Aim of the exercise – Copy out each line below exactly as written.

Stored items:

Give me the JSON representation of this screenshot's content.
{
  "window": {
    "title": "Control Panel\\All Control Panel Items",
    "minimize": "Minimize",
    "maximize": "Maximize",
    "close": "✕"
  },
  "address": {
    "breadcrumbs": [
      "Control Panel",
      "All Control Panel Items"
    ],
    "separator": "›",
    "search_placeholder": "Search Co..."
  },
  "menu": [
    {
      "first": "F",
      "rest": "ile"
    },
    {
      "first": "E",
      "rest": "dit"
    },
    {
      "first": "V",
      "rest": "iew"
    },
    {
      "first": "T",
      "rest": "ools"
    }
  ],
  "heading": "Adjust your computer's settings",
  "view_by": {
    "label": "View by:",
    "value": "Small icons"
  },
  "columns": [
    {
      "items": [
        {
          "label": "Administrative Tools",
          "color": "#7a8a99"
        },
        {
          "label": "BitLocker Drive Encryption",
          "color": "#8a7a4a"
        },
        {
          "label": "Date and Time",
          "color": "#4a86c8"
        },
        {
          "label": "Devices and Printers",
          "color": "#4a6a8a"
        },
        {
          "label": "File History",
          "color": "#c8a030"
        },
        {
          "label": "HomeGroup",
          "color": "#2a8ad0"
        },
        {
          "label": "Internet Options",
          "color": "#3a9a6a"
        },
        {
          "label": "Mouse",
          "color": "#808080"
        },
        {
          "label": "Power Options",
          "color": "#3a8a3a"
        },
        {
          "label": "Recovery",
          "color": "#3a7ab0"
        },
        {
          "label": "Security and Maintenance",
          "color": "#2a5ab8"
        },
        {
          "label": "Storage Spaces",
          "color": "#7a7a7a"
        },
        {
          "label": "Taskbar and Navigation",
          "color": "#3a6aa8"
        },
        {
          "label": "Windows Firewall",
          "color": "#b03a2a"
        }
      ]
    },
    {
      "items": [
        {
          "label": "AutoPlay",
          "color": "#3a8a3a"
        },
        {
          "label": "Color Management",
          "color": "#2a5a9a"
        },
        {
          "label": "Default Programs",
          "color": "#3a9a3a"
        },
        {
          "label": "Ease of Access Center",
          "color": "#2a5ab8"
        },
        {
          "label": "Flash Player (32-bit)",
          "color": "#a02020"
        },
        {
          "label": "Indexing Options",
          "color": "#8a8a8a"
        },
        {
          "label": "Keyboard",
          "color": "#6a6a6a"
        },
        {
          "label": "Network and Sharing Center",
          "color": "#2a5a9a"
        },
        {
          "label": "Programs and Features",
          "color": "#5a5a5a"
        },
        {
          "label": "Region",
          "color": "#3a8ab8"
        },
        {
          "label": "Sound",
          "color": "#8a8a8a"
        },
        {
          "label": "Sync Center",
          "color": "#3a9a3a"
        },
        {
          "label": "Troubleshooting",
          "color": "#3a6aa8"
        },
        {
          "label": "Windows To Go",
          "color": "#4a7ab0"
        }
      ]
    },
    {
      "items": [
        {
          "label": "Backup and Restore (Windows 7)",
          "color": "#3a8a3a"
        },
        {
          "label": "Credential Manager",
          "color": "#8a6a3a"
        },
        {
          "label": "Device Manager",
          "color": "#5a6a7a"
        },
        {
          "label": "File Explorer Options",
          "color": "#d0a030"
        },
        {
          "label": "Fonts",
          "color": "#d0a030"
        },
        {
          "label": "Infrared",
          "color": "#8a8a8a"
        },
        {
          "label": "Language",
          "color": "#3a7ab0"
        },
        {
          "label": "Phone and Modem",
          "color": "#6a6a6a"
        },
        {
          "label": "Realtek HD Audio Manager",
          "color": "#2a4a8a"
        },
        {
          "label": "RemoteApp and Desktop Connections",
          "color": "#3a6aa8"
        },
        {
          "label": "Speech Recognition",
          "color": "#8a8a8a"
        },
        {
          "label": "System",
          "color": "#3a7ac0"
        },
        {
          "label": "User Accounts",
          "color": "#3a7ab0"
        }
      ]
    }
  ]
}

Solution for this task –
Give me the JSON representation of this screenshot's content.
{
  "window": {
    "title": "Control Panel\\All Control Panel Items",
    "minimize": "Minimize",
    "maximize": "Maximize",
    "close": "✕"
  },
  "address": {
    "breadcrumbs": [
      "Control Panel",
      "All Control Panel Items"
    ],
    "separator": "›",
    "search_placeholder": "Search Co..."
  },
  "menu": [
    {
      "first": "F",
      "rest": "ile"
    },
    {
      "first": "E",
      "rest": "dit"
    },
    {
      "first": "V",
      "rest": "iew"
    },
    {
      "first": "T",
      "rest": "ools"
    }
  ],
  "heading": "Adjust your computer's settings",
  "view_by": {
    "label": "View by:",
    "value": "Small icons"
  },
  "columns": [
    {
      "items": [
        {
          "label": "Administrative Tools",
          "color": "#7a8a99"
        },
        {
          "label": "BitLocker Drive Encryption",
          "color": "#8a7a4a"
        },
        {
          "label": "Date and Time",
          "color": "#4a86c8"
        },
        {
          "label": "Devices and Printers",
          "color": "#4a6a8a"
        },
        {
          "label": "File History",
          "color": "#c8a030"
        },
        {
          "label": "HomeGroup",
          "color": "#2a8ad0"
        },
        {
          "label": "Internet Options",
          "color": "#3a9a6a"
        },
        {
          "label": "Mouse",
          "color": "#808080"
        },
        {
          "label": "Power Options",
          "color": "#3a8a3a"
        },
        {
          "label": "Recovery",
          "color": "#3a7ab0"
        },
        {
          "label": "Security and Maintenance",
          "color": "#2a5ab8"
        },
        {
          "label": "Storage Spaces",
          "color": "#7a7a7a"
        },
        {
          "label": "Taskbar and Navigation",
          "color": "#3a6aa8"
        },
        {
          "label": "Windows Firewall",
          "color": "#b03a2a"
        }
      ]
    },
    {
      "items": [
        {
          "label": "AutoPlay",
          "color": "#3a8a3a"
        },
        {
          "label": "Color Management",
          "color": "#2a5a9a"
        },
        {
          "label": "Default Programs",
          "color": "#3a9a3a"
        },
        {
          "label": "Ease of Access Center",
          "color": "#2a5ab8"
        },
        {
          "label": "Flash Player (32-bit)",
          "color": "#a02020"
        },
        {
          "label": "Indexing Options",
          "color": "#8a8a8a"
        },
        {
          "label": "Keyboard",
          "color": "#6a6a6a"
        },
        {
          "label": "Network and Sharing Center",
          "color": "#2a5a9a"
        },
        {
          "label": "Programs and Features",
          "color": "#5a5a5a"
        },
        {
          "label": "Region",
          "color": "#3a8ab8"
        },
        {
          "label": "Sound",
          "color": "#8a8a8a"
        },
        {
          "label": "Sync Center",
          "color": "#3a9a3a"
        },
        {
          "label": "Troubleshooting",
          "color": "#3a6aa8"
        },
        {
          "label": "Windows To Go",
          "color": "#4a7ab0"
        }
      ]
    },
    {
      "items": [
        {
          "label": "Backup and Restore (Windows 7)",
          "color": "#3a8a3a"
        },
        {
          "label": "Credential Manager",
          "color": "#8a6a3a"
        },
        {
          "label": "Device Manager",
          "color": "#5a6a7a"
        },
        {
          "label": "File Explorer Options",
          "color": "#d0a030"
        },
        {
          "label": "Fonts",
          "color": "#d0a030"
        },
        {
          "label": "Infrared",
          "color": "#8a8a8a"
        },
        {
          "label": "Language",
          "color": "#3a7ab0"
        },
        {
          "label": "Phone and Modem",
          "color": "#6a6a6a"
        },
        {
          "label": "Realtek HD Audio Manager",
          "color": "#2a4a8a"
        },
        {
          "label": "RemoteApp and Desktop Connections",
          "color": "#3a6aa8"
        },
        {
          "label": "Speech Recognition",
          "color": "#8a8a8a"
        },
        {
          "label": "System",
          "color": "#3a7ac0"
        },
        {
          "label": "User Accounts",
          "color": "#3a7ab0"
        }
      ]
    }
  ]
}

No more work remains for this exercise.